_WHAT THE EXERCISE ASKS_
Everything in the records below except the pictures must be written out exactly.
── TASK INPUT ──
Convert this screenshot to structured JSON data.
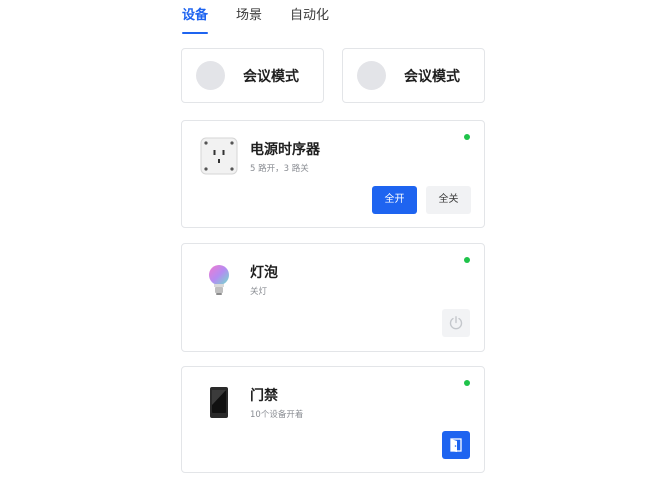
{
  "tabs": [
    {
      "label": "设备",
      "active": true
    },
    {
      "label": "场景",
      "active": false
    },
    {
      "label": "自动化",
      "active": false
    }
  ],
  "scenes": [
    {
      "label": "会议模式"
    },
    {
      "label": "会议模式"
    }
  ],
  "devices": [
    {
      "name": "电源时序器",
      "subtitle": "5 路开，3 路关",
      "icon": "power-sequencer-icon",
      "online": true,
      "buttons": {
        "on": "全开",
        "off": "全关"
      }
    },
    {
      "name": "灯泡",
      "subtitle": "关灯",
      "icon": "bulb-icon",
      "online": true,
      "action_icon": "power-icon"
    },
    {
      "name": "门禁",
      "subtitle": "10个设备开着",
      "icon": "access-control-icon",
      "online": true,
      "action_icon": "door-open-icon"
    }
  ],
  "colors": {
    "accent": "#1e64f0",
    "online": "#1fc34a",
    "border": "#e3e5e8",
    "muted_text": "#8a8d93"
  }
}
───
_SOLVED EXERCISE_
Convert this screenshot to structured JSON data.
{
  "tabs": [
    {
      "label": "设备",
      "active": true
    },
    {
      "label": "场景",
      "active": false
    },
    {
      "label": "自动化",
      "active": false
    }
  ],
  "scenes": [
    {
      "label": "会议模式"
    },
    {
      "label": "会议模式"
    }
  ],
  "devices": [
    {
      "name": "电源时序器",
      "subtitle": "5 路开，3 路关",
      "icon": "power-sequencer-icon",
      "online": true,
      "buttons": {
        "on": "全开",
        "off": "全关"
      }
    },
    {
      "name": "灯泡",
      "subtitle": "关灯",
      "icon": "bulb-icon",
      "online": true,
      "action_icon": "power-icon"
    },
    {
      "name": "门禁",
      "subtitle": "10个设备开着",
      "icon": "access-control-icon",
      "online": true,
      "action_icon": "door-open-icon"
    }
  ],
  "colors": {
    "accent": "#1e64f0",
    "online": "#1fc34a",
    "border": "#e3e5e8",
    "muted_text": "#8a8d93"
  }
}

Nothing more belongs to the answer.